There is certainly a lot of personal preference involved -- but most of individual bias (preference) is based on what users are accustomed to. Just because you are used to a particular sort of pain, even to the point of thinking it is "natural", does not mean that it is right -- no matter which platform you are accustomed to. This type of reasoning lead to all the DOS/Unix people, ridiculing the GUI for the first few years. Try to be objective when reading the different aspects of menuing that I factored in, and read my reasoning. If you have any other major issues (that I may have forgot), then please email them to me for consideration.
Read How Menus work to get all the low-down on Menus (and the nomenclature that I use). These are the basics, but with quite a bit of detail.
Once you understand the basics of Menus, the next issue is how they are implemented differently on each System. Read Who does What to understand how the menuing Systems differ (and my impressions of each, and why).
Whose Menus are better?
Each of the topics is a link to a sub article that explains my reasoning, and analyzes some of the differences (in more detail than above). There is a lot of information in each section to help people understand User Interface (and menuing), and my rationale. Overall, I think this gives a pretty objective ratings for the different menu implementations.
One of the most important parts of Menus is their TARGETING (how easy they are to "hit") -- the first 3 items (distance, size and position) are all parts of targeting, and are very inter-related (and so are a single article).
There is an interesting way to prove which is better -- get a few different people together (who each know different systems), then call out menu items and watch the results. See who takes longer to find the items, and how they approach the problems. I've done some things like this, a few different times, and it is interesting and enlightening. Past studies (though more broad) have shown the Mac users to be more productive -- which is no surprise if you know the others. Of course an easier way is to just watch users (without them knowing) -- watch windows users overshoot Menus, or give a Mac user a multi-button mouse and see what he does with it, watch a new user explore BeOS or NeXT and see how long it takes them to figure things out.

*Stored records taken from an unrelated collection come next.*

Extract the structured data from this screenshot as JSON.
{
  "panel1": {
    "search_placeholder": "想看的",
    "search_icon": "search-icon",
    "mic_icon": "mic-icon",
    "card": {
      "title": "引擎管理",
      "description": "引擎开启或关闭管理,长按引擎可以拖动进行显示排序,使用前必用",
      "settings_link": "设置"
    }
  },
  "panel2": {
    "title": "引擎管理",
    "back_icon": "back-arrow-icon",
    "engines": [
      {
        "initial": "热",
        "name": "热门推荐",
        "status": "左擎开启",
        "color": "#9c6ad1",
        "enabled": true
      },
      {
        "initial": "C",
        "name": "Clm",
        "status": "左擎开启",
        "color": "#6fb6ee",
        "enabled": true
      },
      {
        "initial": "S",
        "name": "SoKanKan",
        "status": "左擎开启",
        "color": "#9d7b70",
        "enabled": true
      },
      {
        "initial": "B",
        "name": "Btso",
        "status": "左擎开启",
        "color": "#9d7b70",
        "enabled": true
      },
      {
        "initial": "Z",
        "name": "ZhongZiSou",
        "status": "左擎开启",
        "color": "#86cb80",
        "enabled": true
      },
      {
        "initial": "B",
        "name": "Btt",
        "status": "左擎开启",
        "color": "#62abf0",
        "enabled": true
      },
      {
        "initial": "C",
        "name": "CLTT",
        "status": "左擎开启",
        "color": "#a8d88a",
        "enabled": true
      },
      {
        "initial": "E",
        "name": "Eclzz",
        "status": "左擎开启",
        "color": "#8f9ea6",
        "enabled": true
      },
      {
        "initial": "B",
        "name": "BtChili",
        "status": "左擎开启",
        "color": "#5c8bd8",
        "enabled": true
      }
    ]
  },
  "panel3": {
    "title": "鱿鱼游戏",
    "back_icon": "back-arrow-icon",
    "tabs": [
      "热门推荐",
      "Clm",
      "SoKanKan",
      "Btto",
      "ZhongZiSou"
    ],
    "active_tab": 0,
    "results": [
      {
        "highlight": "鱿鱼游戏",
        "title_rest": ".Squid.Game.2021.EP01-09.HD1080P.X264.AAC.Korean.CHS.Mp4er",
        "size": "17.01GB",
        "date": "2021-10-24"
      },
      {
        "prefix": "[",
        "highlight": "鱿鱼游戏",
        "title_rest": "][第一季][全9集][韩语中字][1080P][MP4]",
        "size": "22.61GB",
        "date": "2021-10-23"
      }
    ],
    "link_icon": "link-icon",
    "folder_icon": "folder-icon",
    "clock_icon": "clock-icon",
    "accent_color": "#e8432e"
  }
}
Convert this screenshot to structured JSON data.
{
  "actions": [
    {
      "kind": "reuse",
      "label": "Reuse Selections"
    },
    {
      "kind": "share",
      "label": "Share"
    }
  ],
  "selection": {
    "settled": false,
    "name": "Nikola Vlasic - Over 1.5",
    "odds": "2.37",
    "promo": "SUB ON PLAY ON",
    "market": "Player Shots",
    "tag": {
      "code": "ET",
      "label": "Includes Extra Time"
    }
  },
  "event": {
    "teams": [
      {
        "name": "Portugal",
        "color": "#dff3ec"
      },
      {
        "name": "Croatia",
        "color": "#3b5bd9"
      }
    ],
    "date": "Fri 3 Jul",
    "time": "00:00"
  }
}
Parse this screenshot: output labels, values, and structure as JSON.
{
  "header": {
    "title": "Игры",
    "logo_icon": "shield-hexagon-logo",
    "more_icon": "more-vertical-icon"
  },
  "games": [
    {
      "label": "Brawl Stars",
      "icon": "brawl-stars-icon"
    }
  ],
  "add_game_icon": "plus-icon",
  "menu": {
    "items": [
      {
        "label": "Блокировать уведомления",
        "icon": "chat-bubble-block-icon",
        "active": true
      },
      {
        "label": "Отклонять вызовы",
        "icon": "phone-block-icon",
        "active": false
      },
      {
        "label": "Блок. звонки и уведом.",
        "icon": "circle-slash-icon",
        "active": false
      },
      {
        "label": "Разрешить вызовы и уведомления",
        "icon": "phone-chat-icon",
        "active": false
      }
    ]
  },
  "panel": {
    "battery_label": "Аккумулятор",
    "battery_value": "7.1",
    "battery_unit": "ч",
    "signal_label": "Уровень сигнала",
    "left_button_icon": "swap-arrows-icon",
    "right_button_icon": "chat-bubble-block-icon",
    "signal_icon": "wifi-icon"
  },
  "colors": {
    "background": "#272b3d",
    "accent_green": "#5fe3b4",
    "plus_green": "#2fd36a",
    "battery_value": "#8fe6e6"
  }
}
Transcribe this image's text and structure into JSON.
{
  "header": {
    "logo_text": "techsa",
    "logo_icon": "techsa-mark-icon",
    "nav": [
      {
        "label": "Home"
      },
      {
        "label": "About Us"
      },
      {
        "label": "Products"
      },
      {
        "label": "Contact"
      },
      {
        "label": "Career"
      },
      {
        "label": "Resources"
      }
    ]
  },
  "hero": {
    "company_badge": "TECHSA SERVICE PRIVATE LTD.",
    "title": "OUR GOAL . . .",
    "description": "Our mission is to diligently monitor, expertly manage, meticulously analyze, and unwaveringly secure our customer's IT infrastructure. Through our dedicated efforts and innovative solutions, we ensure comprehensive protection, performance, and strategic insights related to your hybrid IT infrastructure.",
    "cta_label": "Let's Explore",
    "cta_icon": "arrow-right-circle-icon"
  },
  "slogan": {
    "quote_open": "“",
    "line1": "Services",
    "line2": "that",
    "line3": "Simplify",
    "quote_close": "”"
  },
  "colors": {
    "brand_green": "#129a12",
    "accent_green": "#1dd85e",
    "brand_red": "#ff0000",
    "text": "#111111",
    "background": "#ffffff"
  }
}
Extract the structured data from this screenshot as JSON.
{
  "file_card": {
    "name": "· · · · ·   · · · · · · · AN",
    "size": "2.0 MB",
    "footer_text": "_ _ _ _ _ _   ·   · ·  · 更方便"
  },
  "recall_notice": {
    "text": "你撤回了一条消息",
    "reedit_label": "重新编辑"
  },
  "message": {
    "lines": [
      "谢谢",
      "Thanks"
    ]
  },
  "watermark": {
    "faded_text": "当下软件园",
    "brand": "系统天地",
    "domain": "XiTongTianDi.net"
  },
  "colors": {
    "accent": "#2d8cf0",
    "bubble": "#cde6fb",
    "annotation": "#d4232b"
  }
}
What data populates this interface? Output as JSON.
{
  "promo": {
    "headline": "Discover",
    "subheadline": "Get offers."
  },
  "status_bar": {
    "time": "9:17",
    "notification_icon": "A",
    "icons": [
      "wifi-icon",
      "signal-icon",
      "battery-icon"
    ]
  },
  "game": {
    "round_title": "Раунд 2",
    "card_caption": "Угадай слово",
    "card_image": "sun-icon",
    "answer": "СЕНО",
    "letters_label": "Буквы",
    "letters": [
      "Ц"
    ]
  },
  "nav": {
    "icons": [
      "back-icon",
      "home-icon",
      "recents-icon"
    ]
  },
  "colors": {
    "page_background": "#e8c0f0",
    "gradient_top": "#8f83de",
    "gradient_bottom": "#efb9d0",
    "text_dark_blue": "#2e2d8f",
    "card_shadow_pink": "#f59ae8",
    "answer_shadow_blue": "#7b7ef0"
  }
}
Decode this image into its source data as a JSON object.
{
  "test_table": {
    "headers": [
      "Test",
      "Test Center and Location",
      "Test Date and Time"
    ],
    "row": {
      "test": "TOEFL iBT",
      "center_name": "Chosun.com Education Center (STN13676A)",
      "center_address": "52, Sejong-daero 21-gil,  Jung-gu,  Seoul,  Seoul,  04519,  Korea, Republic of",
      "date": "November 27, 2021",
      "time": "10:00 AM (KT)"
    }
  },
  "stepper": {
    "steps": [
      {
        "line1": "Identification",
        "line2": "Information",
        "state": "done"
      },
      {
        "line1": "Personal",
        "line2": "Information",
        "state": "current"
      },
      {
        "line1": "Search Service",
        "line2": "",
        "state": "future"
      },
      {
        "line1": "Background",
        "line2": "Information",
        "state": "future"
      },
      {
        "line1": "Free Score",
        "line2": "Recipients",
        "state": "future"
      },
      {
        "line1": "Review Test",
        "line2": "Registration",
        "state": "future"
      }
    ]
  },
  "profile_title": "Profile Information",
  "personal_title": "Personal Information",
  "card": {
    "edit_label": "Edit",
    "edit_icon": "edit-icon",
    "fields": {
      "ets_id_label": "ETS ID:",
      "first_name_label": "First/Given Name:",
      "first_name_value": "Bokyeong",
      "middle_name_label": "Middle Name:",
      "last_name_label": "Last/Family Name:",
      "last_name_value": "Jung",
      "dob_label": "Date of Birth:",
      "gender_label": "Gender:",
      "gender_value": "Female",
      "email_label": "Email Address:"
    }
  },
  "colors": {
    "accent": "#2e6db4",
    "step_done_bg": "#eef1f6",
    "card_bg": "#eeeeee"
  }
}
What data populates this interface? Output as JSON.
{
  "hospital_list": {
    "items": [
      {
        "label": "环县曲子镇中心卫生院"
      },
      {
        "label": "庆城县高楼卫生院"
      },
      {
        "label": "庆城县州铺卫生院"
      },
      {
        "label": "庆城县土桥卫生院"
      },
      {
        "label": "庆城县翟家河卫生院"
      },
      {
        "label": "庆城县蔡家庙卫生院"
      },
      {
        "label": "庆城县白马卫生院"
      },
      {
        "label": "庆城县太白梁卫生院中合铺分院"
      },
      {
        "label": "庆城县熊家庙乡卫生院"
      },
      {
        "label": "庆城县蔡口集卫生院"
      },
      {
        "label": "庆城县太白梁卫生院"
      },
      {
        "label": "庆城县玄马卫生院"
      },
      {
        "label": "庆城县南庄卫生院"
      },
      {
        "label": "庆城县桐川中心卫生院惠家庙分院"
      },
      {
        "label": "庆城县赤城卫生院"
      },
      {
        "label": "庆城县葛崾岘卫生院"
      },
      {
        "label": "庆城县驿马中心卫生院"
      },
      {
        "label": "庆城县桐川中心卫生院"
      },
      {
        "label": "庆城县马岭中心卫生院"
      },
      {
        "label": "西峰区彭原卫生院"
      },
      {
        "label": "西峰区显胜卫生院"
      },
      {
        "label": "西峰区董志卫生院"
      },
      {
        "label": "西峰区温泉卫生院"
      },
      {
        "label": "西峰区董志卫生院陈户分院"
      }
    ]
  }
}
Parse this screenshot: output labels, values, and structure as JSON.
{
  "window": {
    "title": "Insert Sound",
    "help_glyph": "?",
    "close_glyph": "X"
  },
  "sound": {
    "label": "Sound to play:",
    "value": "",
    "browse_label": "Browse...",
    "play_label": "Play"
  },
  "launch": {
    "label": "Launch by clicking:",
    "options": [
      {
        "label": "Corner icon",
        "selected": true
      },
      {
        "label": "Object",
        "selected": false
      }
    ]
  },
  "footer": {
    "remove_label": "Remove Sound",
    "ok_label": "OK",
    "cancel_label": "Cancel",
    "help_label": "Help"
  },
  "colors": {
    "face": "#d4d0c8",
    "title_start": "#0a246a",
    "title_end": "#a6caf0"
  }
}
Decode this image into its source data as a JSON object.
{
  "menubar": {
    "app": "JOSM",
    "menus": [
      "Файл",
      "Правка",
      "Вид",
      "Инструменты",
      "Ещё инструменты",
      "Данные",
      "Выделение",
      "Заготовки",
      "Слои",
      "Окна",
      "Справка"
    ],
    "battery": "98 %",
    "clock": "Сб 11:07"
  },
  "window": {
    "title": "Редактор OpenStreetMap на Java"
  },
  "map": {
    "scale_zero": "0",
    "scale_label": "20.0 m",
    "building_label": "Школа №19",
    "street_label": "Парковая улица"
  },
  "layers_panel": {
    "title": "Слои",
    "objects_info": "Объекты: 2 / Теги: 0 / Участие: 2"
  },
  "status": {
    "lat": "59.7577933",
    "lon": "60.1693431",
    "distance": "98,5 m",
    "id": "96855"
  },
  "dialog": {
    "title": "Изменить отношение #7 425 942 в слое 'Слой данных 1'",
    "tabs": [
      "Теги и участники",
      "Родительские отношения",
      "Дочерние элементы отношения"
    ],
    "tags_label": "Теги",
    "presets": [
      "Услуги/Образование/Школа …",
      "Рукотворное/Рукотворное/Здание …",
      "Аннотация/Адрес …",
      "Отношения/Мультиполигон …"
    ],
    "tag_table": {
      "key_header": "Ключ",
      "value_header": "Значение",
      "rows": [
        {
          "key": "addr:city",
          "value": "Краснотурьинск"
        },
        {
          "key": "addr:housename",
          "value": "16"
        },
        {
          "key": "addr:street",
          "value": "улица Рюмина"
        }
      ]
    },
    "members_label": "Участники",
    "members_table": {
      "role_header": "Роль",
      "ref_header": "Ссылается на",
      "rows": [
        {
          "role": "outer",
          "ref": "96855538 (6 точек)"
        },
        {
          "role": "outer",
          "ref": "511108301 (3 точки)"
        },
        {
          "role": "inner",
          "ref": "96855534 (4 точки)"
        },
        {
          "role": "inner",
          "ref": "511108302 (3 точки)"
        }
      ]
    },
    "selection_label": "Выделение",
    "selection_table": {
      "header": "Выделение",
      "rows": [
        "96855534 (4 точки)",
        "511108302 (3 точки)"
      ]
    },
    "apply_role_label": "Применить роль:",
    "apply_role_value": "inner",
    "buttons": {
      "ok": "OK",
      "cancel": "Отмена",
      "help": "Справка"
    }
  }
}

Unfortunately because NeXT's menuing system is so unique, I think it has died in the marketplace (and will probably not be used again). Sad, because it was a good way to do things (better than what BeOS and Windows use). But unless "different" is far better, then there is no reason for it -- and NeXT's Menus just aren't better enough (if at all) to justify being as radically different than what people are used to. I don't think Apple will use them, and I don't think that Microsoft will change their System -- so this idea may die out. I think BeOS could improve their OS immensely by just going the NeXT menu route, or throwing out the menubar completely and doing it all with contextual Menus, or a drop-down menubar.
The only opinion that really matters is yours. Use the various systems and decide which is best for you. That is what matters TO YOU. I wrote this because I have dealt with a lot of people that want to debate which is better (over all), or they make claims that their UI is better (over all). For those people, we can do some definitive measurements of what is good, and explain exactly why, and prove to them that they are either being too broad in their terms, or that they are wrong. Hopefully in the process, I can teach people a little more about User Interface, and tradeoffs in engineering choices (or at least for menuing in particular).
Special thanks to Leon von Stauber for helping me out with some corrections on mistakes I had made on the NeXT menu's.